This is from my mixtape number 34, Side B ‘Radio Invicta/JFM Soul Show – a Sunday afternoon in August 1981’. Recorded from a pirate radio station onto cassette and then transferred digitally via Audacity so you will need to excuse the quality. If you get to the end there is a snatch of the Birthday Party crashing in…but even before that there is some great music.
Jeremy Deller in conversation with Laura Snapes in the Wolfgang Tillmans; 2017 exhibition. In a room kitted out with equipment provided by Tillmans from his own Berlin gallery for ‘optimum listening’. An entertaining choice of music and it did sound really good despite its origins in a laptop. The room itself though was a reminder of how important the environment is to listening…harsh lighting, acoustic panels, institutional carpet…it felt like attending a seminar. Deller was aware of this and tried to change the atmosphere by asking people to sit on the floor and, unsuccessfully, asking that the lighting should be changed. Easy to link this to Tate Modern’s often bland display policy that can seem like the lowest common denominator rather than elegant simplicity.
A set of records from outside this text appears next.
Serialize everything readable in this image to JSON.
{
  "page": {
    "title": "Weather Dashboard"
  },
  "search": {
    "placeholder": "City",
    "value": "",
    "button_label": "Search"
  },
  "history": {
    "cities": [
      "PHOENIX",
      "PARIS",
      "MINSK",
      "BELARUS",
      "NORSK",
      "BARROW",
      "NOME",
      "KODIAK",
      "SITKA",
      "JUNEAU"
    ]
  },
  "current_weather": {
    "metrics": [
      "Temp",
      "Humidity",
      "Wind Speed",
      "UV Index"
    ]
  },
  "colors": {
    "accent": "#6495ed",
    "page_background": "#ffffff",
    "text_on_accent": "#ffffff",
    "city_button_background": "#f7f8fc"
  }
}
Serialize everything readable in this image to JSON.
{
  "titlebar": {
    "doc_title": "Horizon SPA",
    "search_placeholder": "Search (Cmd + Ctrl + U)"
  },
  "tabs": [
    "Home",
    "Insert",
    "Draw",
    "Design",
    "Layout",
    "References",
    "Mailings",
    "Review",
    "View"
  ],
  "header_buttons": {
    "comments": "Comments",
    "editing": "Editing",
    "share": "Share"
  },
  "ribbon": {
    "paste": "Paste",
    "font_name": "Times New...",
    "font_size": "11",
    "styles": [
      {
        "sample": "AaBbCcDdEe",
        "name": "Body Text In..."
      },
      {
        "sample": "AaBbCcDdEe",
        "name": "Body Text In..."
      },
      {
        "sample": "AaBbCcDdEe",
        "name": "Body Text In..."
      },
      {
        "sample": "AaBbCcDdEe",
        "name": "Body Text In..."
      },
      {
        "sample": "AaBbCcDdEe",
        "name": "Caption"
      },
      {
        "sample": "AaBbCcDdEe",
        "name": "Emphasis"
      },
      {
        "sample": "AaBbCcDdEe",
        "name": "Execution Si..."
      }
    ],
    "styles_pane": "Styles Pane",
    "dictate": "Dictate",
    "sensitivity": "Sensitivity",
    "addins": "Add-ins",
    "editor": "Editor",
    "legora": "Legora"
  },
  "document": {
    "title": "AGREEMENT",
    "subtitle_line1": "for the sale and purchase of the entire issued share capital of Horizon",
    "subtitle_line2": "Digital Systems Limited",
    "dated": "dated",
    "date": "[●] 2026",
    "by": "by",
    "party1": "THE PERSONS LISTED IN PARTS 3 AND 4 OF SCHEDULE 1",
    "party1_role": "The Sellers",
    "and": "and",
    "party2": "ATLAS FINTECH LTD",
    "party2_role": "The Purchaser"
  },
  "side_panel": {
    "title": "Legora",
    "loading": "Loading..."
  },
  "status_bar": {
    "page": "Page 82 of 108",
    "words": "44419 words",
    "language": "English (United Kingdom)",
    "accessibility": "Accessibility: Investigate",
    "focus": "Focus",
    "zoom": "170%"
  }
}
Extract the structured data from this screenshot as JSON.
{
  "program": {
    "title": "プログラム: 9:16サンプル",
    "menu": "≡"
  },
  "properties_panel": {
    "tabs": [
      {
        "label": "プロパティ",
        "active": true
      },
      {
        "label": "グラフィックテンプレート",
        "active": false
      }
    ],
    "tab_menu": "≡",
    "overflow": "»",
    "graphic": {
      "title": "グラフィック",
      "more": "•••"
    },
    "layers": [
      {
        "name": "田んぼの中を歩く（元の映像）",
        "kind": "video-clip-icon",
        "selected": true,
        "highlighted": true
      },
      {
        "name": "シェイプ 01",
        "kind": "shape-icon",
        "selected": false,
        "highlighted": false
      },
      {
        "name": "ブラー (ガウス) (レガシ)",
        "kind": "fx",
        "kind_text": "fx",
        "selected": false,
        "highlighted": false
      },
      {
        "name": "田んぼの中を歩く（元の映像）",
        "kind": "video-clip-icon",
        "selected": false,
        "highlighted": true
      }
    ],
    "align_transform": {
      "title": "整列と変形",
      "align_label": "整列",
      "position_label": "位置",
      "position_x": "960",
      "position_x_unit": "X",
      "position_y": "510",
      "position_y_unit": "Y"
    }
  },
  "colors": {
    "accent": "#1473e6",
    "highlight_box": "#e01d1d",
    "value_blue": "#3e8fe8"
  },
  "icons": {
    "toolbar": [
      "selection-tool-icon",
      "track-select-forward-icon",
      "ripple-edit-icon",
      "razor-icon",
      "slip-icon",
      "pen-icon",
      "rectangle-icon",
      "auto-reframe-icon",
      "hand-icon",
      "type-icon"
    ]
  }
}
Here is the playlist….each with a link to youtube.
This is a complete sketchbook from 23rd January to 1st February 2017 in lieu of a longer text. James Moore and Marc Ribot playing John Zorn’s ‘the Book of Heads’ at The Stone (soon to close), New York. Simon Fisher Turner on laptop with Shiva Feshareki on turntables at Cafe Oto. Night One of The Art Ensemble of Chicago with Roscoe Mitchell, Hugh Ragin, Junius Paul and Don Moye also at Cafe Oto.
Accompanied by bird song, traffic, the conversation of roofers two doors away and a piece of heavy duty garden equipment from beyond the fence I sat in the shade at the end of our garden yesterday afternoon and finished reading ‘Into the Maelstrom; Music, Improvisation and the Dream of Freedom’, David Toop’s new book. The book sets out an incredible network of associations and connections and has alerted me to a good deal of music that I will explore in the weeks and months to come. This is the first volume of two and covers the evolution of a set of ideas ‘before 1970’. But it is not a linear history and the narrative swoops and dives in time (up to the present day) and genre. Amongst its many strands the one that preoccupies me on finishing is ‘listening’. The importance of listening and the balance between listening and playing to the improvising musician is central to Toop’s exploration.
As a determined audience member I have been trying to sort out the relationship and/or the differences between the way musicians listen and the way that an audience listens. In these (mostly) small spaces the symmetry of performers and audience can suggest a yin and yang of activity and passivity. But this is simplistic and I am always brought back to Duchamp’s statement: ‘The creative act is not performed by the artist alone; the spectator brings the work in contact with the external world by deciphering and interpreting its inner qualifications and thus adds his contribution to the creative act.’ In the case of the Large Glass this happened most obviously through reflection on the material of the work itself…with the viewer’s image literally transposed onto the surface of the glass. Something similar happens in that communal space of listening in relation to improvised music.
Then last night, five minutes walk away down that road that generates so much traffic noise, was the launch of ‘Into the Maelstrom’ at Cafe Oto. Some months ago David Toop asked if he could use one of my drawings next to a section he was writing about a performance by Angharad Davies and Lina Lapelyte. I realise that I have come to insert myself into the space of the performance (and the performance itself?) through making these quick, ‘blind’ drawings…last night Toop talked about my drawing (and those of the others in the book by Geoff Winston and Ross Lambert) as a parallel act of improvisation. The performances that formed the central part of the launch at Oto exemplified three distinct approaches to improvisation: long exploratory group work with five musicians, short concise duets with Toop reading and each musician playing in turn and then an unplanned hybrid of reading and four musicians playing. The juxtaposition of the structured (the text) and the wholly improvised (the music) highlighted the dichotomy that lies between control and freedom that is at the heart of ‘Into the Maelstrom’ and its rich netherworld.
Performing with David Toop at Cafe Oto were (from left to right) Steve Beresford, Sylvia Hallett, Evan Parker and Elaine Mitchener.
Some drawings from Friday night’s event at Foyles…
Also performing: Blanca Regina, Steph Horak and Karel Doing.
over a few minutes while I am sitting under an awning in the market eating a kebab roll and drinking a 35 pence cup of tea with hail coming down and on my right the grocer playing weekend only Indian film music is it? on the lower right the iron shod wooden-spoked wheel of one of the market carts carved with the name of its maker Hiller Bros on hire E2 in front of me there is a gap and then two streams of people moving left to right right to left beyond them the shoe stall the wig stall the bra stall where all the bras are white so the display is like an Antarctic landscape of cups and the stallholder picks up a detached stockinged leg and prods the fabric over his head where a pool is forming the water pours down onto the tarmac